--- Exercise details ---
Type out the data below in its entirety, exactly as given.

--- Dataset entries ---

────────────────────

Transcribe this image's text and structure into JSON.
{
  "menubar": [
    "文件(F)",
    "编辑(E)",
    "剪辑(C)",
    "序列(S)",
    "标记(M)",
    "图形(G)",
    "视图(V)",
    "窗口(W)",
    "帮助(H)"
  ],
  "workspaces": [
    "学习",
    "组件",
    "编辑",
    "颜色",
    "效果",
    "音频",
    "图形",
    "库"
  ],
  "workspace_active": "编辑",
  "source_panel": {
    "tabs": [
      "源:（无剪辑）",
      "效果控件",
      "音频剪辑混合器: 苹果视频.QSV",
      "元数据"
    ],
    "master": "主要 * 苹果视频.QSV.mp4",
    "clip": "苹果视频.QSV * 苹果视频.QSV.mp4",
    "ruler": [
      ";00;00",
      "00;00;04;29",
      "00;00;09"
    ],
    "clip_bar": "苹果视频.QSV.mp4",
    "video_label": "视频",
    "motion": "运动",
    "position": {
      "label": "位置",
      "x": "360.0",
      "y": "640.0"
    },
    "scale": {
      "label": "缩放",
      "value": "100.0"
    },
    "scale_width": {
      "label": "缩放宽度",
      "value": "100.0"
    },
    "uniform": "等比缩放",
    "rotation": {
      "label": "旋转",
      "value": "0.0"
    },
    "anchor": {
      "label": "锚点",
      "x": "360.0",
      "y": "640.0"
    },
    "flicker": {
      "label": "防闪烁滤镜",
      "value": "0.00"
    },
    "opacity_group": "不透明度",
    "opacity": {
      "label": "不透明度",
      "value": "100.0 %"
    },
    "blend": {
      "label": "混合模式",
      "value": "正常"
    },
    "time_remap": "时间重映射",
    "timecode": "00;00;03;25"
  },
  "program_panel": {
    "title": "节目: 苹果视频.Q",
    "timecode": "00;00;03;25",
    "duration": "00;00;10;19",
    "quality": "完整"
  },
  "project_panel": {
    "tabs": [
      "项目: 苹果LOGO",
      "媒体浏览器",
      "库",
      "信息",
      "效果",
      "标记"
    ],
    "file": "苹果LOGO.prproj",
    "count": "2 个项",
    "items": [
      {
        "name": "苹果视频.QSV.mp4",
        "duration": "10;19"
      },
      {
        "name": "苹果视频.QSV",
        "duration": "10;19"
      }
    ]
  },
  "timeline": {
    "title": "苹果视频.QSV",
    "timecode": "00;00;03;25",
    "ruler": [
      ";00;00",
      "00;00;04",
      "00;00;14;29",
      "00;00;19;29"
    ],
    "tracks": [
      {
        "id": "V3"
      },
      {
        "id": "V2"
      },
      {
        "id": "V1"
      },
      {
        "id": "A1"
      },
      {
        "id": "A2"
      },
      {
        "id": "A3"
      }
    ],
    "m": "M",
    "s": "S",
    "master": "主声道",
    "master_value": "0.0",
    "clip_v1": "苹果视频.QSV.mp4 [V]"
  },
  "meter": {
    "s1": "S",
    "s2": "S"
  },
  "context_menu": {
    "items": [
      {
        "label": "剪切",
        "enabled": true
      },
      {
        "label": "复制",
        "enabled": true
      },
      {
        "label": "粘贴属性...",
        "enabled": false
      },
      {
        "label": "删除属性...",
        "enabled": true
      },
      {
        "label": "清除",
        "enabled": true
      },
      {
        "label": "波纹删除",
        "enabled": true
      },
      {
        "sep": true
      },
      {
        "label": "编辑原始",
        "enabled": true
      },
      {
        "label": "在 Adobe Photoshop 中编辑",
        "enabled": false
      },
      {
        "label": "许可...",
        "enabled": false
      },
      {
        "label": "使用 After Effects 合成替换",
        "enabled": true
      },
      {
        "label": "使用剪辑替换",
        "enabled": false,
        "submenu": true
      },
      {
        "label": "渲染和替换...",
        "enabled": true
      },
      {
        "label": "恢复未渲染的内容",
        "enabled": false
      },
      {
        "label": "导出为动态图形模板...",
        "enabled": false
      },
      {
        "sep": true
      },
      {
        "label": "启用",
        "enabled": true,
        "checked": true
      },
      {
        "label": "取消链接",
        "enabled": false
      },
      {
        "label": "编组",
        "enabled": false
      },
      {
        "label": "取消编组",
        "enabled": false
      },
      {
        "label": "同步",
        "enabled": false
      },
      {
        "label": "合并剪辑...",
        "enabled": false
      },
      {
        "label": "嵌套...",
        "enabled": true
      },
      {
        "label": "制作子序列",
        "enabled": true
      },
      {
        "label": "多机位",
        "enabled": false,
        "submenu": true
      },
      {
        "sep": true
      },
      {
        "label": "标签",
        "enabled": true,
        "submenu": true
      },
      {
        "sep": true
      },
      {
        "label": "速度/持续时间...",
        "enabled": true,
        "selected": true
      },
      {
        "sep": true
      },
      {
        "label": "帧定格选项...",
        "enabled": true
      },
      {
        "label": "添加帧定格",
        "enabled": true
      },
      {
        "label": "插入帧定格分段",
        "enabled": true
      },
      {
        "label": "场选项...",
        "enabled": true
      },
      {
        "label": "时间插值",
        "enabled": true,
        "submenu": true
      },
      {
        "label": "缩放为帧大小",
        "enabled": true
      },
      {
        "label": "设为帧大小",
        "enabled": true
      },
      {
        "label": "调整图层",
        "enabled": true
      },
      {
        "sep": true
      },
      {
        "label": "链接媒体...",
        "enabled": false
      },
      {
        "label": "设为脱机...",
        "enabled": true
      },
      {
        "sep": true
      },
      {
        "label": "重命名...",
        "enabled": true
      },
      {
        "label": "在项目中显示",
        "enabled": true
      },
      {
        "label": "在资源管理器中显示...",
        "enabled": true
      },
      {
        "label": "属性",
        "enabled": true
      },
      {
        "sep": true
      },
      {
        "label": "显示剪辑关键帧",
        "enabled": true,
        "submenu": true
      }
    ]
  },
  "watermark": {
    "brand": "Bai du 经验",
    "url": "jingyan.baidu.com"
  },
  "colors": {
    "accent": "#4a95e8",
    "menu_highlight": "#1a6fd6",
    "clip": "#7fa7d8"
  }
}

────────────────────

--- Response to this task ---
Transcribe this image's text and structure into JSON.
{
  "menubar": [
    "文件(F)",
    "编辑(E)",
    "剪辑(C)",
    "序列(S)",
    "标记(M)",
    "图形(G)",
    "视图(V)",
    "窗口(W)",
    "帮助(H)"
  ],
  "workspaces": [
    "学习",
    "组件",
    "编辑",
    "颜色",
    "效果",
    "音频",
    "图形",
    "库"
  ],
  "workspace_active": "编辑",
  "source_panel": {
    "tabs": [
      "源:（无剪辑）",
      "效果控件",
      "音频剪辑混合器: 苹果视频.QSV",
      "元数据"
    ],
    "master": "主要 * 苹果视频.QSV.mp4",
    "clip": "苹果视频.QSV * 苹果视频.QSV.mp4",
    "ruler": [
      ";00;00",
      "00;00;04;29",
      "00;00;09"
    ],
    "clip_bar": "苹果视频.QSV.mp4",
    "video_label": "视频",
    "motion": "运动",
    "position": {
      "label": "位置",
      "x": "360.0",
      "y": "640.0"
    },
    "scale": {
      "label": "缩放",
      "value": "100.0"
    },
    "scale_width": {
      "label": "缩放宽度",
      "value": "100.0"
    },
    "uniform": "等比缩放",
    "rotation": {
      "label": "旋转",
      "value": "0.0"
    },
    "anchor": {
      "label": "锚点",
      "x": "360.0",
      "y": "640.0"
    },
    "flicker": {
      "label": "防闪烁滤镜",
      "value": "0.00"
    },
    "opacity_group": "不透明度",
    "opacity": {
      "label": "不透明度",
      "value": "100.0 %"
    },
    "blend": {
      "label": "混合模式",
      "value": "正常"
    },
    "time_remap": "时间重映射",
    "timecode": "00;00;03;25"
  },
  "program_panel": {
    "title": "节目: 苹果视频.Q",
    "timecode": "00;00;03;25",
    "duration": "00;00;10;19",
    "quality": "完整"
  },
  "project_panel": {
    "tabs": [
      "项目: 苹果LOGO",
      "媒体浏览器",
      "库",
      "信息",
      "效果",
      "标记"
    ],
    "file": "苹果LOGO.prproj",
    "count": "2 个项",
    "items": [
      {
        "name": "苹果视频.QSV.mp4",
        "duration": "10;19"
      },
      {
        "name": "苹果视频.QSV",
        "duration": "10;19"
      }
    ]
  },
  "timeline": {
    "title": "苹果视频.QSV",
    "timecode": "00;00;03;25",
    "ruler": [
      ";00;00",
      "00;00;04",
      "00;00;14;29",
      "00;00;19;29"
    ],
    "tracks": [
      {
        "id": "V3"
      },
      {
        "id": "V2"
      },
      {
        "id": "V1"
      },
      {
        "id": "A1"
      },
      {
        "id": "A2"
      },
      {
        "id": "A3"
      }
    ],
    "m": "M",
    "s": "S",
    "master": "主声道",
    "master_value": "0.0",
    "clip_v1": "苹果视频.QSV.mp4 [V]"
  },
  "meter": {
    "s1": "S",
    "s2": "S"
  },
  "context_menu": {
    "items": [
      {
        "label": "剪切",
        "enabled": true
      },
      {
        "label": "复制",
        "enabled": true
      },
      {
        "label": "粘贴属性...",
        "enabled": false
      },
      {
        "label": "删除属性...",
        "enabled": true
      },
      {
        "label": "清除",
        "enabled": true
      },
      {
        "label": "波纹删除",
        "enabled": true
      },
      {
        "sep": true
      },
      {
        "label": "编辑原始",
        "enabled": true
      },
      {
        "label": "在 Adobe Photoshop 中编辑",
        "enabled": false
      },
      {
        "label": "许可...",
        "enabled": false
      },
      {
        "label": "使用 After Effects 合成替换",
        "enabled": true
      },
      {
        "label": "使用剪辑替换",
        "enabled": false,
        "submenu": true
      },
      {
        "label": "渲染和替换...",
        "enabled": true
      },
      {
        "label": "恢复未渲染的内容",
        "enabled": false
      },
      {
        "label": "导出为动态图形模板...",
        "enabled": false
      },
      {
        "sep": true
      },
      {
        "label": "启用",
        "enabled": true,
        "checked": true
      },
      {
        "label": "取消链接",
        "enabled": false
      },
      {
        "label": "编组",
        "enabled": false
      },
      {
        "label": "取消编组",
        "enabled": false
      },
      {
        "label": "同步",
        "enabled": false
      },
      {
        "label": "合并剪辑...",
        "enabled": false
      },
      {
        "label": "嵌套...",
        "enabled": true
      },
      {
        "label": "制作子序列",
        "enabled": true
      },
      {
        "label": "多机位",
        "enabled": false,
        "submenu": true
      },
      {
        "sep": true
      },
      {
        "label": "标签",
        "enabled": true,
        "submenu": true
      },
      {
        "sep": true
      },
      {
        "label": "速度/持续时间...",
        "enabled": true,
        "selected": true
      },
      {
        "sep": true
      },
      {
        "label": "帧定格选项...",
        "enabled": true
      },
      {
        "label": "添加帧定格",
        "enabled": true
      },
      {
        "label": "插入帧定格分段",
        "enabled": true
      },
      {
        "label": "场选项...",
        "enabled": true
      },
      {
        "label": "时间插值",
        "enabled": true,
        "submenu": true
      },
      {
        "label": "缩放为帧大小",
        "enabled": true
      },
      {
        "label": "设为帧大小",
        "enabled": true
      },
      {
        "label": "调整图层",
        "enabled": true
      },
      {
        "sep": true
      },
      {
        "label": "链接媒体...",
        "enabled": false
      },
      {
        "label": "设为脱机...",
        "enabled": true
      },
      {
        "sep": true
      },
      {
        "label": "重命名...",
        "enabled": true
      },
      {
        "label": "在项目中显示",
        "enabled": true
      },
      {
        "label": "在资源管理器中显示...",
        "enabled": true
      },
      {
        "label": "属性",
        "enabled": true
      },
      {
        "sep": true
      },
      {
        "label": "显示剪辑关键帧",
        "enabled": true,
        "submenu": true
      }
    ]
  },
  "watermark": {
    "brand": "Bai du 经验",
    "url": "jingyan.baidu.com"
  },
  "colors": {
    "accent": "#4a95e8",
    "menu_highlight": "#1a6fd6",
    "clip": "#7fa7d8"
  }
}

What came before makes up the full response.